THE colourful artworks were eye-catching, but they had a serious message – to highlight the consequences of the illegal tiger trade and dangers faced by one of the largest cat species.
Tiger Beer hosted the 3890Tigers campaign finale on Global Tiger Day, marking the end of its month-long global 3890Tigers campaign in collaboration with the World Wide Fund for Nature (WWF).
The Square at Publika Kuala Lumpur was turned into a showcase featuring tiger-inspired art pieces to represent the 250 Malayan tigers left in the wild.
The paintings, sculptures and installations were created by some 20 artists, including local talents such as Kenji Chai, Sly Fox Crew, Caryn Koh, Stephen Lau, MonoEvolve, Nestwo, Kangblabla and Malaysia Origami Association.
The art pieces all had common themes – to highlight the threats facing the iconic species, such as body part trade, poaching and deforestation, and to protect the remaining tiger population, an estimated 3,890 are said to be left in the wild.
The public could also show their support by bidding for their favourite art pieces via a silent auction, with the proceeds channelled to WWF’s conservation efforts.
“I do my part as a responsible human being by spreading awareness via my art through the 3890Tigers campaign,” said Chai, who mixes cute and vibrant imagery with adult subject matter for his street art works.
His Fade Away artworks were created based on the concept of appreciating animals and nature, and the importance of both elements to humankind.
“If you take a closer look at my art pieces, you can see the tiger image is made out of leaf motifs that are fading.
“We need to realise that these symbols of nature will soon disappear if we continue to neglect and not care about the tigers’ plight.
“If nothing is done now, future generations will not have the opportunity to see the beautiful creatures, and all that is left would be photos and videos,” said Chai.
In addition, Tiger Beer announced that US$1mil (RM4.28mil) would be donated to WWF in a bid to help protect tigers in the wild.
“We wanted to add on to the contribution by having a silent auction of the art pieces,” said Tiger Beer marketing manager Jessie Chuah.
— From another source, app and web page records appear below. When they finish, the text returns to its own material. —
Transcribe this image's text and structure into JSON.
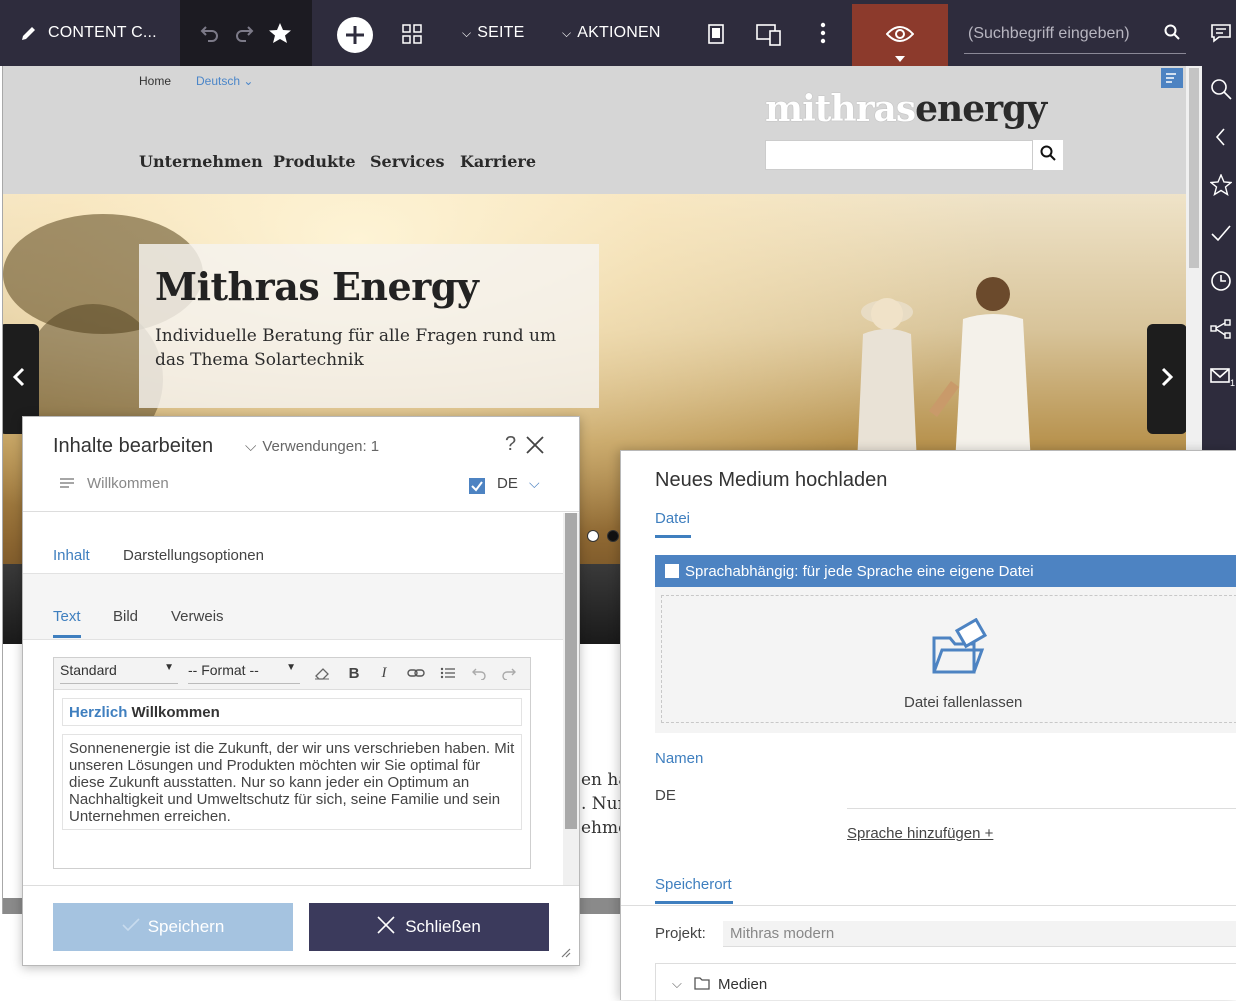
{
  "toolbar": {
    "app_title": "CONTENT C...",
    "page_menu": "SEITE",
    "actions_menu": "AKTIONEN",
    "search_placeholder": "(Suchbegriff eingeben)"
  },
  "site": {
    "breadcrumb_home": "Home",
    "language": "Deutsch",
    "logo_light": "mithras",
    "logo_dark": "energy",
    "nav": [
      "Unternehmen",
      "Produkte",
      "Services",
      "Karriere"
    ],
    "hero_title": "Mithras Energy",
    "hero_subtitle": "Individuelle Beratung für alle Fragen rund um das Thema Solartechnik",
    "fragments": [
      "en ha",
      ". Nur",
      "ehme"
    ]
  },
  "edit_dialog": {
    "title": "Inhalte bearbeiten",
    "usages": "Verwendungen: 1",
    "help": "?",
    "element_name": "Willkommen",
    "language": "DE",
    "tabs": [
      "Inhalt",
      "Darstellungsoptionen"
    ],
    "subtabs": [
      "Text",
      "Bild",
      "Verweis"
    ],
    "style_select": "Standard",
    "format_select": "-- Format --",
    "heading_highlight": "Herzlich",
    "heading_rest": " Willkommen",
    "body_text": "Sonnenenergie ist die Zukunft, der wir uns verschrieben haben. Mit unseren Lösungen und Produkten möchten wir Sie optimal für diese Zukunft ausstatten. Nur so kann jeder ein Optimum an Nachhaltigkeit und Umweltschutz für sich, seine Familie und sein Unternehmen erreichen.",
    "save_label": "Speichern",
    "close_label": "Schließen"
  },
  "upload_dialog": {
    "title": "Neues Medium hochladen",
    "file_section": "Datei",
    "language_dependent": "Sprachabhängig: für jede Sprache eine eigene Datei",
    "drop_label": "Datei fallenlassen",
    "names_section": "Namen",
    "name_lang": "DE",
    "add_language": "Sprache hinzufügen +",
    "location_section": "Speicherort",
    "project_label": "Projekt:",
    "project_value": "Mithras modern",
    "folder": "Medien"
  },
  "colors": {
    "toolbar_bg": "#2e2c3d",
    "preview_active": "#8c3a2c",
    "accent": "#3f7fbf",
    "close_btn": "#3b3a5c",
    "save_btn_disabled": "#a5c3e0"
  }
}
“Although we have come to the end of the 3890Tigers campaign, this only marks the beginning for the public who are now aware of the severity of this situation.
“We hope the power of the digital platform will continue to educate netizens and spread awareness of illegal tiger trade, until the day we see an increase in the number of tigers,” she said.
Besides viewing the art pieces up close, visitors joined in activities such as body marbling, origami and jigsaw mural, as well as enjoyed food and Tiger Beer offered by selected eateries.
For the 3890Tigers campaign, Tiger Beer removed the iconic tiger on the logo across all its packaging to pose the question: “Can you imagine a world without tigers?”
The public showed their support for the cause by uploading and personalising their selfies on 3890Tigers.com, then sharing the final output on social media.